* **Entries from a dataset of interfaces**
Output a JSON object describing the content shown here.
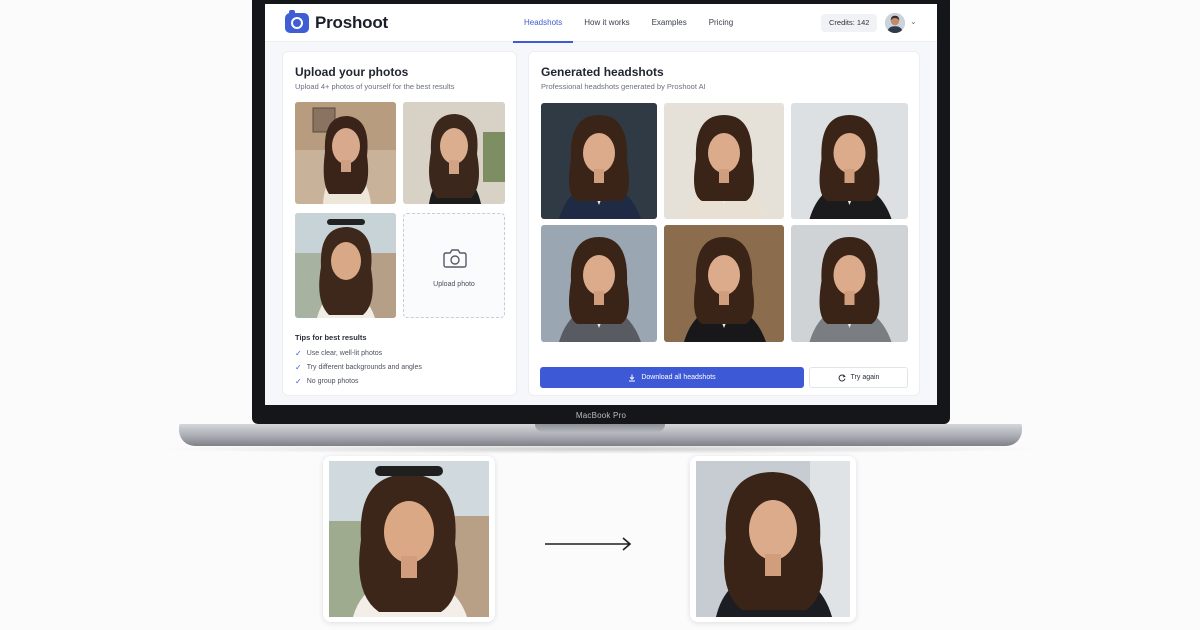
{
  "brand": {
    "name": "Proshoot",
    "icon": "camera-icon",
    "accent": "#3d5bd4"
  },
  "nav": {
    "items": [
      {
        "label": "Headshots",
        "active": true
      },
      {
        "label": "How it works",
        "active": false
      },
      {
        "label": "Examples",
        "active": false
      },
      {
        "label": "Pricing",
        "active": false
      }
    ]
  },
  "header": {
    "credits": "Credits: 142",
    "avatar_icon": "user-avatar",
    "menu_icon": "chevron-down-icon"
  },
  "upload": {
    "title": "Upload your photos",
    "subtitle": "Upload 4+ photos of yourself for the best results",
    "upload_label": "Upload photo",
    "tips_title": "Tips for best results",
    "tips": [
      "Use clear, well-lit photos",
      "Try different backgrounds and angles",
      "No group photos"
    ]
  },
  "generated": {
    "title": "Generated headshots",
    "subtitle": "Professional headshots generated by Proshoot AI",
    "download_label": "Download all headshots",
    "retry_label": "Try again"
  },
  "device": {
    "label": "MacBook Pro"
  }
}
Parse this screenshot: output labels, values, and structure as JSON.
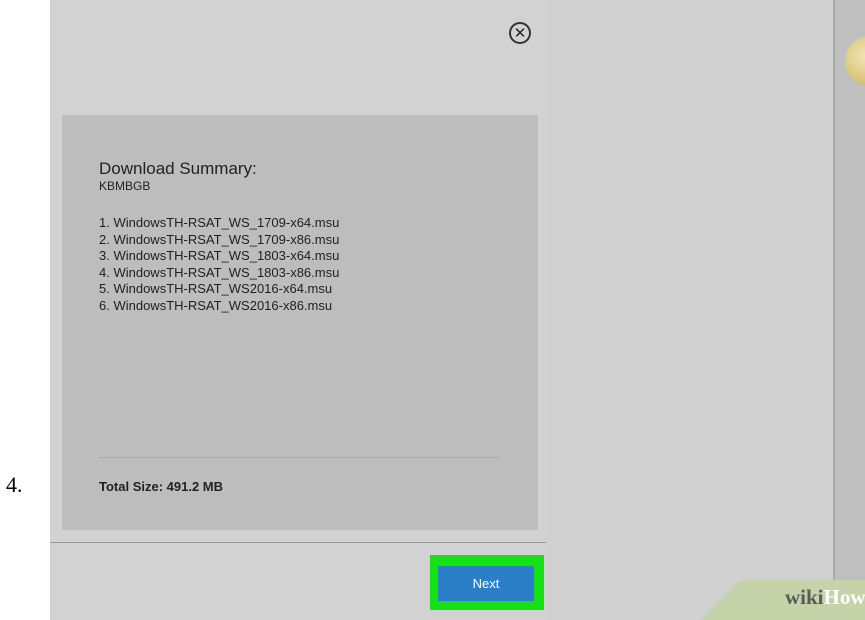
{
  "step_number": "4.",
  "dialog": {
    "close_symbol": "✕",
    "summary_title": "Download Summary:",
    "kb_id": "KBMBGB",
    "files": [
      "1. WindowsTH-RSAT_WS_1709-x64.msu",
      "2. WindowsTH-RSAT_WS_1709-x86.msu",
      "3. WindowsTH-RSAT_WS_1803-x64.msu",
      "4. WindowsTH-RSAT_WS_1803-x86.msu",
      "5. WindowsTH-RSAT_WS2016-x64.msu",
      "6. WindowsTH-RSAT_WS2016-x86.msu"
    ],
    "total_size": "Total Size: 491.2 MB",
    "next_label": "Next"
  },
  "watermark": {
    "part1": "wiki",
    "part2": "How"
  },
  "colors": {
    "highlight": "#16e016",
    "button": "#2b7fc6"
  }
}
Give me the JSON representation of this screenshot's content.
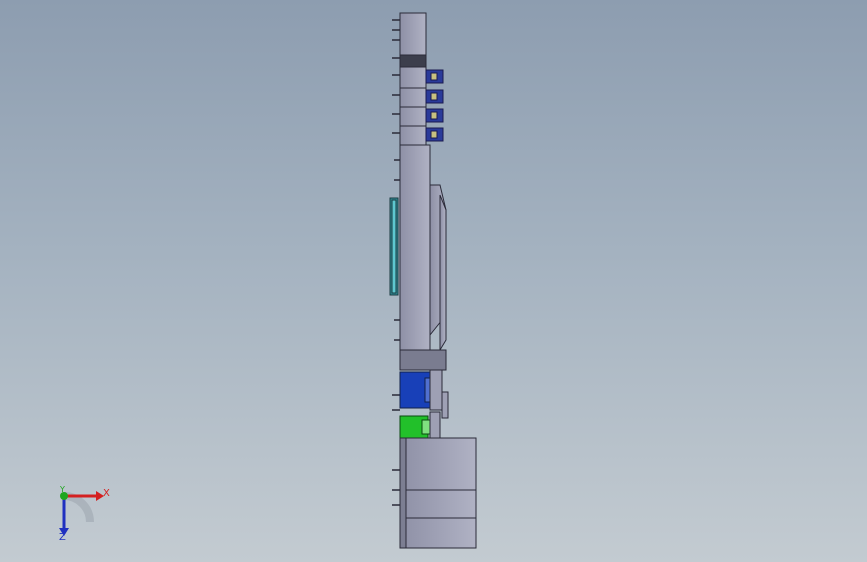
{
  "triad": {
    "x_label": "X",
    "y_label": "Y",
    "z_label": "Z",
    "x_color": "#d42020",
    "y_color": "#1fa61f",
    "z_color": "#2030c0"
  },
  "model": {
    "body_color": "#9ea0b4",
    "edge_color": "#2a2a38",
    "blue_connector_color": "#1840b8",
    "green_connector_color": "#22c02a",
    "teal_part_color": "#3aaab0"
  }
}
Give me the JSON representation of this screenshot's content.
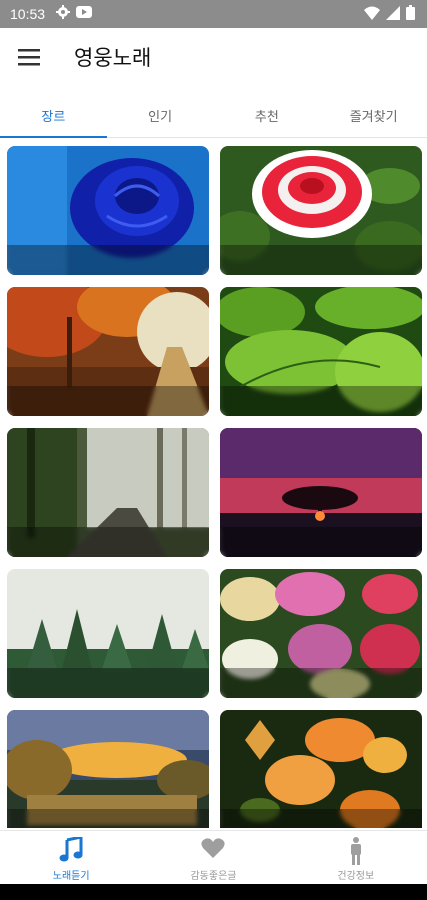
{
  "status_bar": {
    "time": "10:53",
    "icons": [
      "gear-icon",
      "youtube-icon",
      "wifi-icon",
      "signal-icon",
      "battery-icon"
    ]
  },
  "app_bar": {
    "title": "영웅노래",
    "menu_icon": "hamburger-menu-icon"
  },
  "tabs": [
    {
      "label": "장르",
      "active": true
    },
    {
      "label": "인기",
      "active": false
    },
    {
      "label": "추천",
      "active": false
    },
    {
      "label": "즐겨찾기",
      "active": false
    }
  ],
  "cards": [
    {
      "label": "",
      "scene": "blue-rose"
    },
    {
      "label": "",
      "scene": "red-white-rose"
    },
    {
      "label": "",
      "scene": "autumn-forest-path"
    },
    {
      "label": "",
      "scene": "green-leaves-dew"
    },
    {
      "label": "",
      "scene": "misty-forest-road"
    },
    {
      "label": "",
      "scene": "sunset-tree"
    },
    {
      "label": "",
      "scene": "foggy-pine-forest"
    },
    {
      "label": "",
      "scene": "yarrow-flowers"
    },
    {
      "label": "",
      "scene": "lake-sunset"
    },
    {
      "label": "",
      "scene": "orange-flowers-butterfly"
    }
  ],
  "bottom_nav": [
    {
      "label": "노래듣기",
      "icon": "music-note-icon",
      "active": true
    },
    {
      "label": "감동좋은글",
      "icon": "heart-icon",
      "active": false
    },
    {
      "label": "건강정보",
      "icon": "person-icon",
      "active": false
    }
  ],
  "colors": {
    "accent": "#1976d2",
    "status_bar": "#8c8c8c",
    "inactive": "#999999"
  }
}
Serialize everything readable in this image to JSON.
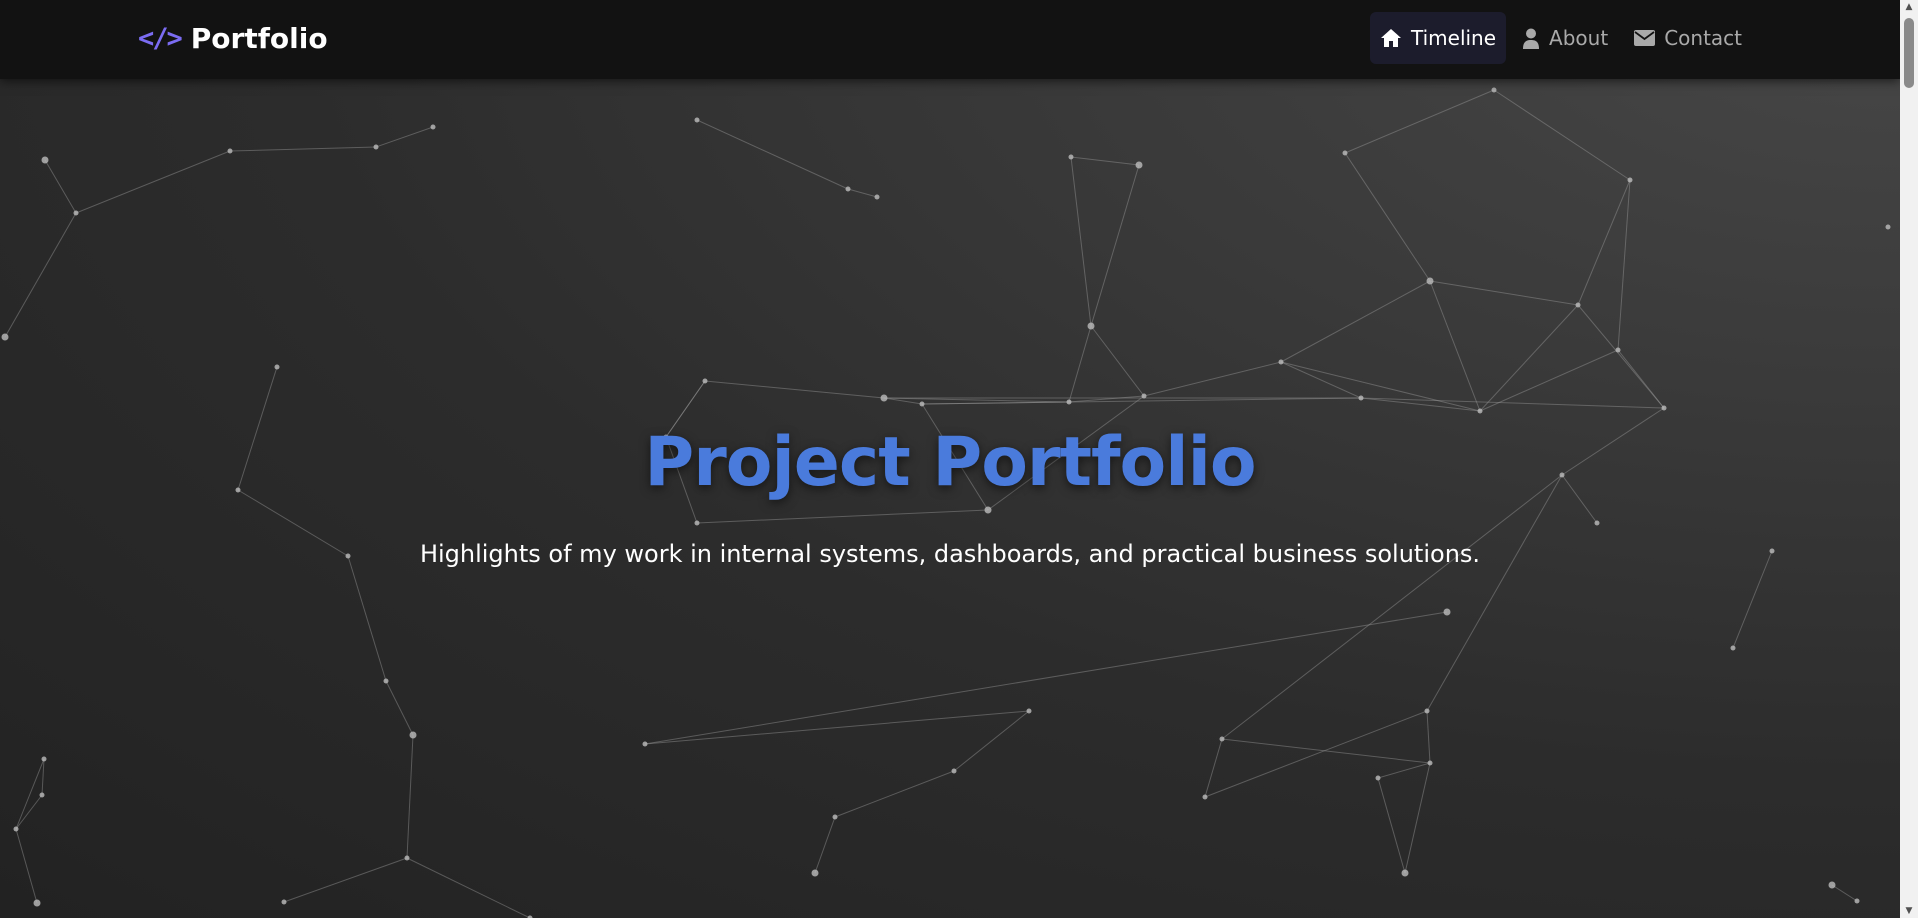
{
  "brand": {
    "icon": "code-icon",
    "icon_glyph": "</>",
    "name": "Portfolio",
    "accent_color": "#7b6cf2"
  },
  "nav": {
    "items": [
      {
        "label": "Timeline",
        "icon": "home-icon",
        "active": true
      },
      {
        "label": "About",
        "icon": "user-icon",
        "active": false
      },
      {
        "label": "Contact",
        "icon": "envelope-icon",
        "active": false
      }
    ]
  },
  "hero": {
    "title": "Project Portfolio",
    "subtitle": "Highlights of my work in internal systems, dashboards, and practical business solutions.",
    "title_color": "#4a7bdc"
  },
  "background": {
    "type": "particle-network",
    "line_color": "#9a9a9a",
    "node_color": "#bdbdbd"
  },
  "scrollbar": {
    "up_glyph": "▲",
    "down_glyph": "▼"
  }
}
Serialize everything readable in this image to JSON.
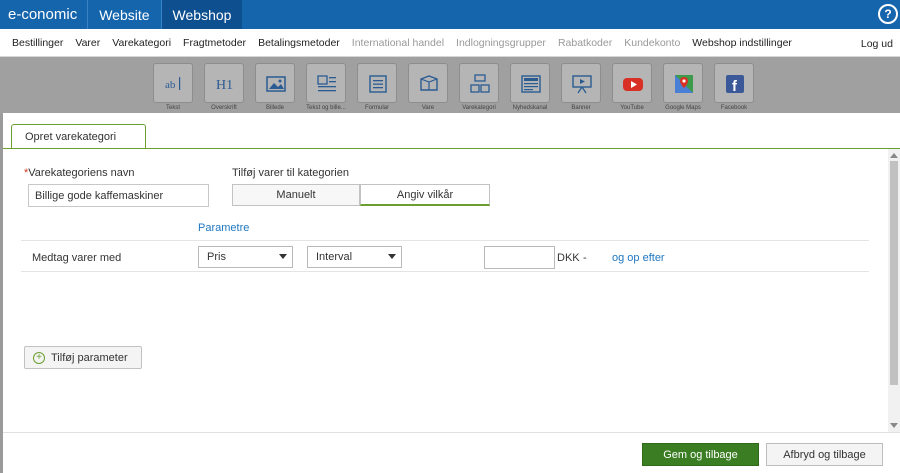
{
  "topbar": {
    "brand": "e-conomic",
    "tabs": [
      {
        "label": "Website"
      },
      {
        "label": "Webshop"
      }
    ],
    "help_label": "?"
  },
  "nav": {
    "items": [
      {
        "label": "Bestillinger"
      },
      {
        "label": "Varer"
      },
      {
        "label": "Varekategori"
      },
      {
        "label": "Fragtmetoder"
      },
      {
        "label": "Betalingsmetoder"
      },
      {
        "label": "International handel"
      },
      {
        "label": "Indlogningsgrupper"
      },
      {
        "label": "Rabatkoder"
      },
      {
        "label": "Kundekonto"
      },
      {
        "label": "Webshop indstillinger"
      }
    ],
    "logout": "Log ud"
  },
  "toolbar": {
    "widgets": [
      {
        "label": "Tekst",
        "icon": "text-icon",
        "glyph": "ab|"
      },
      {
        "label": "Overskrift",
        "icon": "heading-icon",
        "glyph": "H1"
      },
      {
        "label": "Billede",
        "icon": "image-icon"
      },
      {
        "label": "Tekst og bille...",
        "icon": "text-image-icon"
      },
      {
        "label": "Formular",
        "icon": "form-icon"
      },
      {
        "label": "Vare",
        "icon": "product-icon"
      },
      {
        "label": "Varekategori",
        "icon": "category-icon"
      },
      {
        "label": "Nyhedskanal",
        "icon": "news-icon"
      },
      {
        "label": "Banner",
        "icon": "banner-icon"
      },
      {
        "label": "YouTube",
        "icon": "youtube-icon"
      },
      {
        "label": "Google Maps",
        "icon": "google-maps-icon"
      },
      {
        "label": "Facebook",
        "icon": "facebook-icon"
      }
    ]
  },
  "panel": {
    "tab_label": "Opret varekategori",
    "name_field": {
      "required_mark": "*",
      "label": "Varekategoriens navn",
      "value": "Billige gode kaffemaskiner"
    },
    "add_products": {
      "label": "Tilføj varer til kategorien",
      "options": [
        {
          "label": "Manuelt",
          "selected": false
        },
        {
          "label": "Angiv vilkår",
          "selected": true
        }
      ]
    },
    "parameters": {
      "header": "Parametre",
      "row_label": "Medtag varer med",
      "field_select": "Pris",
      "operator_select": "Interval",
      "amount_value": "",
      "currency": "DKK",
      "dash": "-",
      "after_link": "og op efter"
    },
    "add_parameter_button": "Tilføj parameter",
    "save_button": "Gem og tilbage",
    "cancel_button": "Afbryd og tilbage"
  },
  "colors": {
    "topbar": "#1565ad",
    "topbar_active": "#0d4f8f",
    "accent_green": "#6b9f30",
    "save_green": "#3a7d22",
    "link_blue": "#1e77c0"
  }
}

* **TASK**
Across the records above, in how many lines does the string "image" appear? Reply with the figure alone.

* **RESPONSE**
4